(Kind of like your husband telling you he loves you, but he just wants to date other women!)
In late February, Noss trotted out his initial preposterous excuse, then attributing the overage to spending on new curriculum, specifically a science, technology, engineering and technology program called Project Lead the Way.
Noss said the curricular spending ate into professional development funds.
He said the issue wouldn't affect plans to construct the science building.
Well, we know how that turned out!
On March 10, 2017, the Grand Traverse Academy board voted to end the non-binding agreement it had with Tortoise Credit Strategies. (Something tells me the termination was mutual, with Tortoise walking away from the deal due to the Academy's apparent lack of creditworthiness.)
It appears that Full Spectrum's accounting revolving door is still spinning: in early March, Grand Traverse Academy board treasurer Samer Bourdkani told a local fishwrapper the FSM accountants responsible for the mistake were replaced.
But Mark Noss said his in-house accounting staff left on their own accord and declined to elaborate about the big-league financial screw up.

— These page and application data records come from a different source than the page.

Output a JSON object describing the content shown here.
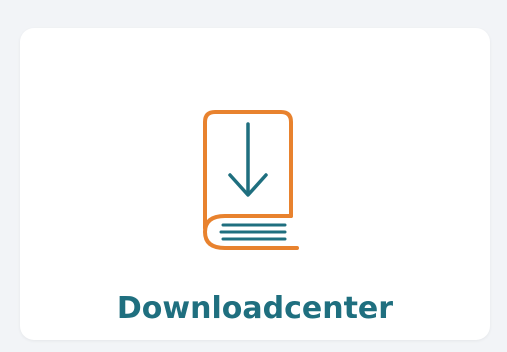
{
  "tile": {
    "label": "Downloadcenter",
    "icon": "book-download-icon"
  },
  "colors": {
    "background": "#f2f4f7",
    "card": "#ffffff",
    "label": "#1f6f7f",
    "icon_outline": "#e8822e",
    "icon_detail": "#1f6f7f"
  }
}
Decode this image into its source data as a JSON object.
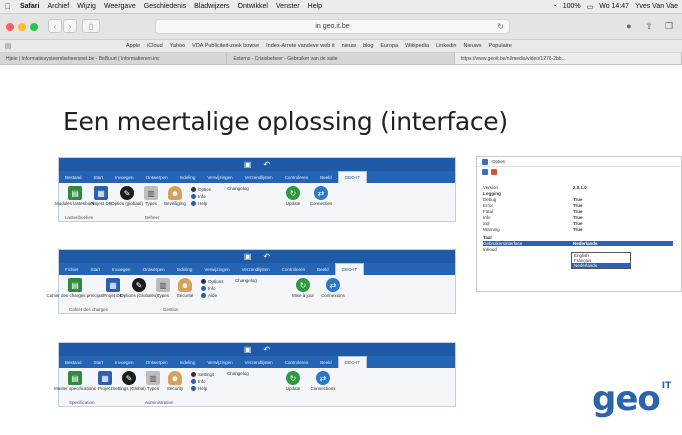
{
  "menubar": {
    "apple": "",
    "items": [
      "Safari",
      "Archief",
      "Wijzig",
      "Weergave",
      "Geschiedenis",
      "Bladwijzers",
      "Ontwikkel",
      "Venster",
      "Help"
    ],
    "battery": "100%",
    "clock": "Wo 14:47",
    "user": "Yves Van Vae"
  },
  "toolbar": {
    "url": "in geo.it.be",
    "traffic_colors": [
      "#ff5f57",
      "#febc2e",
      "#28c840"
    ]
  },
  "favorites": [
    "Apple",
    "iCloud",
    "Yahoo",
    "VDA Publiciteit-zoek bowse",
    "Index-Arrete vandeve web it",
    "nieuw",
    "blog",
    "Europa",
    "Wikipedia",
    "Linkedin",
    "Nieuws",
    "Populaire"
  ],
  "tabs": [
    {
      "label": "Hjele | Informatiesysteembeheersnet.be - BeBuurt | Informatierem.inc",
      "active": false
    },
    {
      "label": "Externs - Crisisbeheer - Gebruiker van de suite",
      "active": false
    },
    {
      "label": "https://www.geoit.be/nl/media/video/1276-2bb...",
      "active": true
    }
  ],
  "slide": {
    "title": "Een meertalige oplossing (interface)"
  },
  "ribbons": [
    {
      "tabs": [
        "Bestand",
        "Start",
        "Invoegen",
        "Ontwerpen",
        "Indeling",
        "Verwijzingen",
        "Verzendlijsten",
        "Controleren",
        "Beeld",
        "GEO-IT"
      ],
      "selected_tab": 9,
      "big_icons": [
        "Modules lastenboek",
        "Project DB",
        "Opties (globaal)",
        "Types",
        "Beveiliging"
      ],
      "small_options": [
        "Opties",
        "Info",
        "Help"
      ],
      "changelog": "Changelog",
      "round_icons": [
        "Update",
        "Connecties"
      ],
      "groups": [
        "Lastenboeken",
        "Beheer"
      ]
    },
    {
      "tabs": [
        "Fichier",
        "Start",
        "Invoegen",
        "Ontwerpen",
        "Indeling",
        "Verwijzingen",
        "Verzendlijsten",
        "Controleren",
        "Beeld",
        "GEO-IT"
      ],
      "selected_tab": 9,
      "big_icons": [
        "Cahier des charges principal",
        "Projet DB",
        "Options (Globales)",
        "Types",
        "Sécurité"
      ],
      "small_options": [
        "Options",
        "Info",
        "Aide"
      ],
      "changelog": "Changelog",
      "round_icons": [
        "Mise à jour",
        "Connexions"
      ],
      "groups": [
        "Cahier des charges",
        "Gestion"
      ]
    },
    {
      "tabs": [
        "Bestand",
        "Start",
        "Invoegen",
        "Ontwerpen",
        "Indeling",
        "Verwijzingen",
        "Verzendlijsten",
        "Controleren",
        "Beeld",
        "GEO-IT"
      ],
      "selected_tab": 9,
      "big_icons": [
        "Master specifications",
        "Project",
        "Settings (Global)",
        "Types",
        "Security"
      ],
      "small_options": [
        "Settings",
        "Info",
        "Help"
      ],
      "changelog": "Changelog",
      "round_icons": [
        "Update",
        "Connections"
      ],
      "groups": [
        "Specification",
        "Administration"
      ]
    }
  ],
  "props": {
    "header": "Opties",
    "rows": [
      {
        "k": "Version",
        "v": "2.0.1.0",
        "type": "normal"
      },
      {
        "k": "Logging",
        "v": "",
        "type": "cat"
      },
      {
        "k": "Debug",
        "v": "True",
        "type": "normal"
      },
      {
        "k": "Error",
        "v": "True",
        "type": "normal"
      },
      {
        "k": "Fatal",
        "v": "True",
        "type": "normal"
      },
      {
        "k": "Info",
        "v": "True",
        "type": "normal"
      },
      {
        "k": "Sql",
        "v": "True",
        "type": "normal"
      },
      {
        "k": "Warning",
        "v": "True",
        "type": "normal"
      },
      {
        "k": "Taal",
        "v": "",
        "type": "cat"
      },
      {
        "k": "Gebruikersinterface",
        "v": "Nederlands",
        "type": "hl"
      },
      {
        "k": "Inhoud",
        "v": "Nederlands",
        "type": "normal"
      }
    ],
    "dropdown": [
      "English",
      "Français",
      "Nederlands"
    ],
    "dropdown_selected": 2
  },
  "logo": {
    "text": "geo",
    "sup": "IT"
  }
}
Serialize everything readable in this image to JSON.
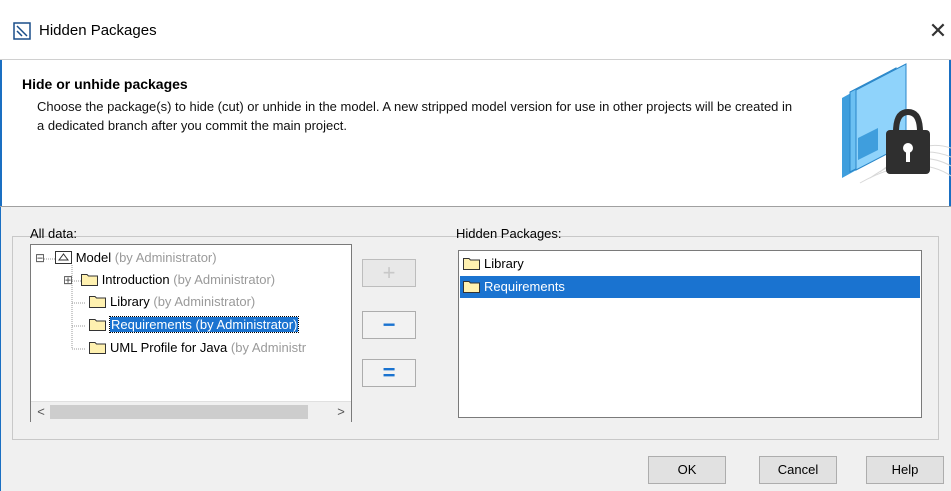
{
  "window": {
    "title": "Hidden Packages",
    "title_icon": "dialog-icon",
    "close_glyph": "✕"
  },
  "header": {
    "heading": "Hide or unhide packages",
    "description": "Choose the package(s) to hide (cut) or unhide in the model. A new stripped model version for use in other projects will be created in a dedicated branch after you commit the main project.",
    "art_icon": "folder-lock-icon"
  },
  "all_data": {
    "label": "All data:",
    "tree": [
      {
        "name": "Model",
        "owner": "(by Administrator)",
        "expander": "⊟",
        "icon": "package-icon"
      },
      {
        "name": "Introduction",
        "owner": "(by Administrator)",
        "expander": "⊞",
        "icon": "folder-icon"
      },
      {
        "name": "Library",
        "owner": "(by Administrator)",
        "icon": "folder-icon"
      },
      {
        "name": "Requirements (by Administrator)",
        "owner": "",
        "icon": "folder-icon",
        "selected": true
      },
      {
        "name": "UML Profile for Java",
        "owner": "(by Administr",
        "icon": "folder-icon"
      }
    ],
    "scroll_left": "<",
    "scroll_right": ">"
  },
  "move_buttons": {
    "add": "+",
    "remove": "−",
    "remove_all": "="
  },
  "hidden_packages": {
    "label": "Hidden Packages:",
    "items": [
      {
        "name": "Library",
        "icon": "folder-icon"
      },
      {
        "name": "Requirements",
        "icon": "folder-icon",
        "selected": true
      }
    ]
  },
  "buttons": {
    "ok": "OK",
    "cancel": "Cancel",
    "help": "Help"
  },
  "colors": {
    "accent": "#1a73d0",
    "folder": "#fff1b0",
    "muted_text": "#9a9a9a"
  }
}
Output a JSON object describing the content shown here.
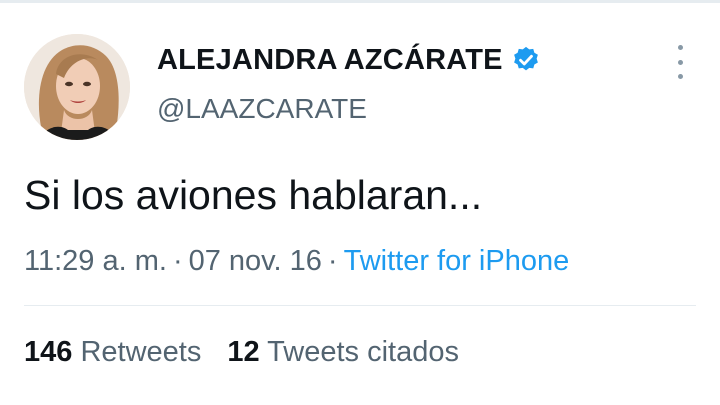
{
  "author": {
    "name": "ALEJANDRA AZCÁRATE",
    "handle": "@LAAZCARATE",
    "verified": true,
    "avatar_icon": "profile-photo"
  },
  "tweet": {
    "text": "Si los aviones hablaran...",
    "time": "11:29 a. m.",
    "date": "07 nov. 16",
    "separator": "·",
    "source": "Twitter for iPhone"
  },
  "stats": {
    "retweets_count": "146",
    "retweets_label": "Retweets",
    "quotes_count": "12",
    "quotes_label": "Tweets citados"
  },
  "colors": {
    "verified_badge": "#1d9bf0",
    "link": "#1d9bf0",
    "secondary_text": "#536471",
    "primary_text": "#0f1419"
  },
  "icons": {
    "more": "more-vertical-icon",
    "verified": "verified-badge-icon"
  }
}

“The errors were errors,” Noss said.
Within the last 12 months, Noss has burned through at least three staff accountants: a whistleblower who departed in March 2016 after revealing the ongoing business relationship and years long hush-money payments from Noss to convicted felon Steven J. Ingersoll, the former manager of the Grand Traverse Academy; a woman perennially plagued by five-figure federal tax liens; and another who left in January after less than six months on the job.
You'll notice as you read the March 2 letter that Noss, who had two explanations in as many weeks for this budget issue, made no changes to his own $850,000 pay package.
And there's apparently still no resolution to Noss' request for reimbursement of roughly $125,000 in “dead deal” expenses incurred by his private property development entity, MDN Development, LLC, during its fruitless two-year effort to construct a 29,000 square foot math and science building on the Grand Traverse Academy's grounds.
Wouldn't you love to know who his partners are?